Annie last rode in her 20s but started again with Lambourn RDA in November 2017 on the advice of her social worker. She had been partially paralysed by a stroke on 12 May 2012 leaving her with left side weakness, especially in her hand and fingers.
In January 2018, Annie said “Riding has enabled me to walk without a stick because it has strengthened my core muscles. I haven’t used a wheelchair for months or a stick since before Christmas”
Her husband Stuart can’t believe the transformation in his wife since she started riding again.
“Annie had shut herself off from the world, but when she started riding again her confidence and poise came back. She was a different person.”
The rest of the family noticed the change in Annie after only six weeks of riding.
“She could do so much more, there was a massive difference.”
Annie has a private half an hour lesson each week at Lambourn RDA with instructor Frances Lochrane, who is the south region chairman and one of the region’s coaches.
“Within a couple of weeks of Annie coming to us she had stopped using her stick and her whole demeanour changed – she is much more positive. Riding appears to have helped her enormously.”
On 20 May 2018 Annie qualified at the RDA southern regionals for the RDA National Championships at Hartpury College on 13-15 July. Annie competed on Ant in the lead walk dressage test, overcoming her nerves and rode really well to complete her test.
“Frances and her staff are so friendly,” said Annie. “It’s a wonderful place, no-one should be afraid of trying riding again.”

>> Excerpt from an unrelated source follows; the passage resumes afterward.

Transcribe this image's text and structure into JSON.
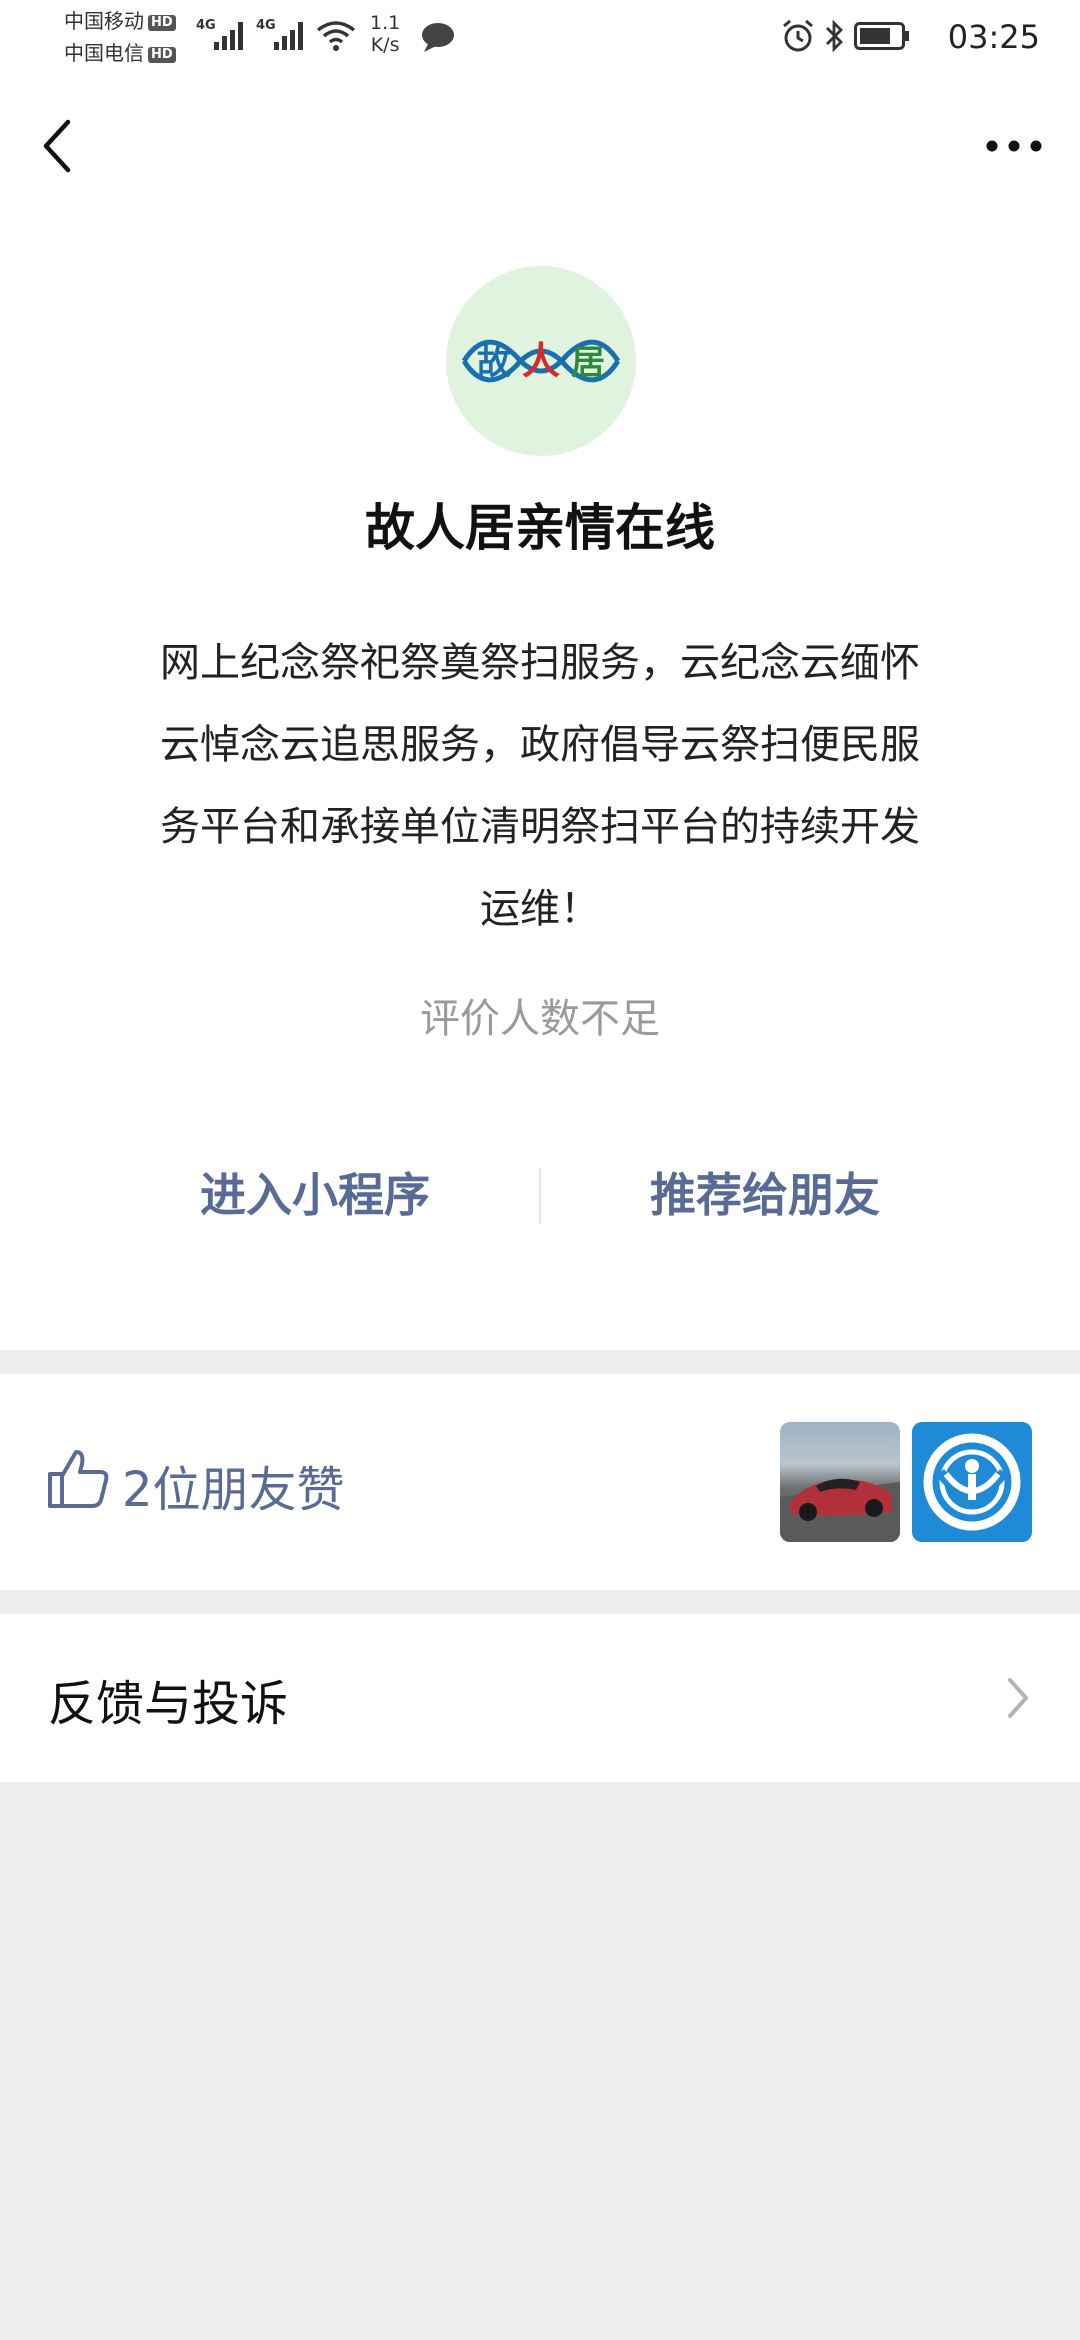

On 21 June 2018, Annie was presented with an achievement award for her determination to succeed after her stroke, at the RDA Fun Day at Wellington Equestrian Centre.
“Today has given me the belief again that I can do it and riding is the one reason to get up in the morning. I am at my happiest sitting on a horse,” said Annie afterwards.
Edited from Horse & Hound Magazine
I started riding at Lambourn RDA in November 2017. Hand on heart, it has completely changed my life – for the better!
Following a diagnosis of MS in 2014, my world was turned upside down. My career disintegrated, and life revolved around hospitals, drugs, needles, and pain. I needed to change that so I thought about the things that gave me the greatest pleasure in life. Putting food and wine aside (!), my first love, horses, came to the front of my mind. I used to ride, a lot, but a busy career had put that on hold. Now I had time on my hands so I got in touch with Lambourn RDA.
At 43 years old with a sometimes invisible disability, I wasn’t sure if they’d take me on but I was welcomed with open arms. That first meeting with them quite literally changed the course of my life.
When I first arrived, the familiar smell of horse, hay and leather re-ignited a passion that had been dormant for many years. Pure joy! I felt at home, safe and supported. I rode every week, coached by fabulous instructors who understood my condition and gave me great confidence.
I am now fitter and stronger as a result. I have goals, I have renewed self esteem and I ride whenever I can under Lambourn’s continuous guidance. I will start competing this summer in RDA Dressage – something I had never even dreamt of a couple of years ago!
So, if you’re thinking about giving this a go, stop thinking and pay Lambourn RDA a visit. I’m very glad I did!
My equine story starts when I was 5 years old when one Saturday my Aunt & Uncle could not take my cousin to her horse riding lesson, so my Mother and Father took her and I was just going along for the ride! That was it, I was hooked and from then on, without fail, come rain or shine, every spare moment you would find me at the stables, grooming horses, cleaning stables and riding, gaining every bit of knowledge I could.
In or around 1967, the stable owner asked me if I could help with children with special needs who came to ride from a local school. I was so pleased to have this amazing opportunity and experience of being able to volunteer and help with the ponies and children.
Little did I know that many years later my life would be turned around and I would be that person on the horse with someone leading me, encouraging and helping me!
I had my first stroke 16yrs ago, which resulted in left side weakness. It took me lots and lots of hard work and determination to get better over the following 2 or 3yrs and finally I was back on track, or so I thought!!! Then I had another stroke which affected my speech/balance & coordination. To complicate matters, shortly afterwards I was diagnosed with breast cancer, which was a real shock.
As a result of this, I retreated into myself, never wanting to go anywhere or do anything “what was the point?” I’d say to myself. Then one day someone from West Berkshire health-care sector came to assess me and he suggested going along to Lambourn RDA.
I had not been on a horse for 10yrs or so and I had lost all my confidence as our own horses were too good for me to ride. But thanks to all the patient volunteers and staff at Lambourn RDA, I am back riding and Competing again, all be it a far lower level. So now, with fingers crossed, I’m hoping to get qualified again to compete In this years RDA National Championships with my special friend Wispa (the wonder horse). I really can’t say enough for the patience and efforts of all the instructors and volunteers at Lambourn RDA, thank you.
I have now been given the position of South Region Rider Representative, which goes to show, it’s not what you can’t do, but what you can do that makes the change.
The rest of the work is still on going. We have our ups and downs, but more ups than downs now thankfully.